As a part of my research I felt responsible to understand the legal aspects of drone flight in US Airspace. Right now the US is in the midst of a debate about the commercial and legal aspects of UAW flight in domestic airspace. In a previous post I discussed a little about one of the original pieces of guidance from FAA concerning recreational flights of hobbyist UAS.
What I want to share with you today is part of the more recent FAA guidance contained in Interim Operational Approval Guidance 08-01 concerning Unmanned Aircraft Systems Operations in the U. S. National Airspace System, dated March 13, 2008.
First off I would encourage every UAV or UAS operator that is even considering flights for anything other than recreational purposes to go and read this entire document. The document itself is a short read (only 18 pages) and is very pointed in it’s language. What I want to do is review what I consider some key points from 08-01 and discuss the interpretation of the language.
Who at FAA is providing the guidance and why?
One of the most important questions on my mind when I read this was who issued this guidance and how do I keep in touch with the people who are making future guidance so I can stay current? Fortunately the document provides that and with a little hyper-linking we can keep up nicely.
This guidance was jointly developed by, and reflects the consensus opinion of:
- The Unmanned Aircraft Program Office (UAPO), FAA Aircraft Certification Service (AIR-160) Their contact information link is busted but I have one for you.
- The Production and Airworthiness Division, FAA Aircraft Certification Service (AIR-200)
- The Flight Technologies and Procedures Division, FAA Flight Standards Service (AFS-400)
- The FAA Air Traffic Organization’s Office of System Operations and Safety, (AJR-3)
While all of those links give you insight into the players giving the guidance, the most important link is this one which contains all kinds of useful links on everything from online policy sessions, obtaining a Certificate of Authorization or Waiver (COA), to Unmanned Aircraft System (UAS) Test Sites and selections. If you want to keep in touch with UAS updates at FAA this is the single site for you to follow in my opinion.
Another important link is the Unmanned Aircraft Question and Answer Page. This simple to read question-answer type page provides a lot of information about UAS and their operation. This is another must read for UAS operators in my opinion.
Now with the who out of the way, lets move on to the why. I think these two paragraphs in the beginning of the document tell the story.
The proliferation of UAS into the NAS has resulted in an increased demand for the FAA to process a large number of applications to review for operational approvals. These approvals are required due to the fact that unmanned aircraft (UA) are not compliant with various sections of Title 14 of the Code of Federal Regulations (14 CFR) and therefore, require an alternate means of compliance. Most notably, the lack of an on-board pilot requires an alternate method of the “see-and-avoid” provisions of 14 CFR 91.113, Right-of-Way Rules: Except Water Operations.
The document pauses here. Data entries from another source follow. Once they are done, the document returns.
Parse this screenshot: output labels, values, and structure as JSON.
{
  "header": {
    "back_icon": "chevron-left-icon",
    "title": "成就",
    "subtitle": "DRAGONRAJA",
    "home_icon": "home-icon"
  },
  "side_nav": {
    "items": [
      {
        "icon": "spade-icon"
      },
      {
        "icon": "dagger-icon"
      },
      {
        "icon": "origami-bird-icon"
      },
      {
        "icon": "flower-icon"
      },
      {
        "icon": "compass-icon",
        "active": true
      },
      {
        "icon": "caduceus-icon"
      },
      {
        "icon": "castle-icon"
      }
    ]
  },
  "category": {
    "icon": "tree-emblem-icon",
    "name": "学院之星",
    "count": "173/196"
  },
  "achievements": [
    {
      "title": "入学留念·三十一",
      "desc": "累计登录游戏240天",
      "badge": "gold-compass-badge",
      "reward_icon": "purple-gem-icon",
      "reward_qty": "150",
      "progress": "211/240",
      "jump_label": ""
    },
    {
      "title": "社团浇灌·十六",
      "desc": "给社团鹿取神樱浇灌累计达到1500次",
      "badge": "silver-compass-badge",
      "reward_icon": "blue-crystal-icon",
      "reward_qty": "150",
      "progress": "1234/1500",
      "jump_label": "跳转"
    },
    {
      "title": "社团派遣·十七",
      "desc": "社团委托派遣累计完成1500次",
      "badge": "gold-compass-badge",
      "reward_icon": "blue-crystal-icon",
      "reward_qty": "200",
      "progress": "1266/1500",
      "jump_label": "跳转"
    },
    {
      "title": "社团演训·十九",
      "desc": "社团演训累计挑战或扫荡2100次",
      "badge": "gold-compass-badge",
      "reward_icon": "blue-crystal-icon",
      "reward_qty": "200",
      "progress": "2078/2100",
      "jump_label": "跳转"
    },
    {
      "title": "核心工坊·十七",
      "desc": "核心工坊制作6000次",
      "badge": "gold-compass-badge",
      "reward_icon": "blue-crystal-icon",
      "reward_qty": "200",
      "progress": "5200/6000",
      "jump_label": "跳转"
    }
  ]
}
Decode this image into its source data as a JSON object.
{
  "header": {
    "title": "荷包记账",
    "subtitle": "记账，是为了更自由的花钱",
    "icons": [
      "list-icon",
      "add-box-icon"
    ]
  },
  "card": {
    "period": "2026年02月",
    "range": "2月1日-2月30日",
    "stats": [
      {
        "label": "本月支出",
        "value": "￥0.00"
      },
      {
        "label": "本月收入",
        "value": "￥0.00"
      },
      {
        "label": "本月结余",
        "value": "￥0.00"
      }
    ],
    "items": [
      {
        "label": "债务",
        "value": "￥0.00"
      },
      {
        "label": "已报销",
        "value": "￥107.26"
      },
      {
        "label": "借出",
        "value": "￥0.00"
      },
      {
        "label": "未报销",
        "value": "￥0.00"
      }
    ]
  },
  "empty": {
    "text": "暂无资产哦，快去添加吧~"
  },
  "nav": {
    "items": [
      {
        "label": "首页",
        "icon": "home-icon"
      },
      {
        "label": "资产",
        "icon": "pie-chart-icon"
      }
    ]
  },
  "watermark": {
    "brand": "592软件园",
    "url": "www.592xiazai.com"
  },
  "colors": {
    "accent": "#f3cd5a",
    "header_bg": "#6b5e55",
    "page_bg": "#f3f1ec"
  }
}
My interpretation is that the FAA considers non-modelist UAS as aircraft or a subset of aircraft and this means they are covered by much of the same legislation. Because of the very nature of UAS they are not compliant with portions of these laws and therefore require special exceptions to the law in order to operate. In particular they lack an on-board pilot to apply the “see-and-avoid” principle. A very interesting literature review was done for see-and-avoid for UAS in 2009. I’d encourage you to have a read.
UAS operations have increased dramatically during the past several years in both the public and private sectors. In response to this increasing activity, it has become necessary to develop guidance for Federal Aviation Administration to use when evaluating applications for certificate(s) of waiver or authorization and special airworthiness certificates. This guidance is not meant as a substitute for any regulatory process.
This second paragraph acknowledges the increase in UAS activity as well as requests for certificates of waiver or authorization and this document serves (in part) as a basis for the FAA to evaluate UAS and issue these certificates.
Now here is the important part for the recreational hobbyist flyer. In the notes of section 4, on page 5 the following is provided with bold and hyperlinks added for emphasis and usefulness:
- “This document and the processes prescribed do not apply to hobbyists and amateur model aircraft users when operating systems for sport and recreation. Those individuals should seek guidance under Advisory Circular (AC) 91-57, Model Aircraft Operating Standards, which is currently under revision.
- Civil UAS operations require a special airworthiness certificate and should follow the process as specified in this document.
- AC 91-57 shall not be used as a basis of approval for UAS operations and is applicable to recreational and hobbyists use only.“
So here’s the interesting part. Can I fly the UAS for recreation and take pictures for recreation and put the pictures online for sale? If I’m flying for fun and taking pictures for fun am I a participating party covered under AC 91-57? I think this fails the common sense test but then again when have a lot of our laws made sense? The take away message is that recreational hobbyist UAS flyers are NOT bound by 08-01.
What do you think about the first part of my review of the content in 08-01? Leave your feedback here or drop me an email at Chris@ this blog’s url and let me know. Finally (and most importantly) sign up for my mailing list to keep in contact with me and the projects I’m pursuing. I promise no spam, just periodic updates on the projects I’m working on and topics related to them.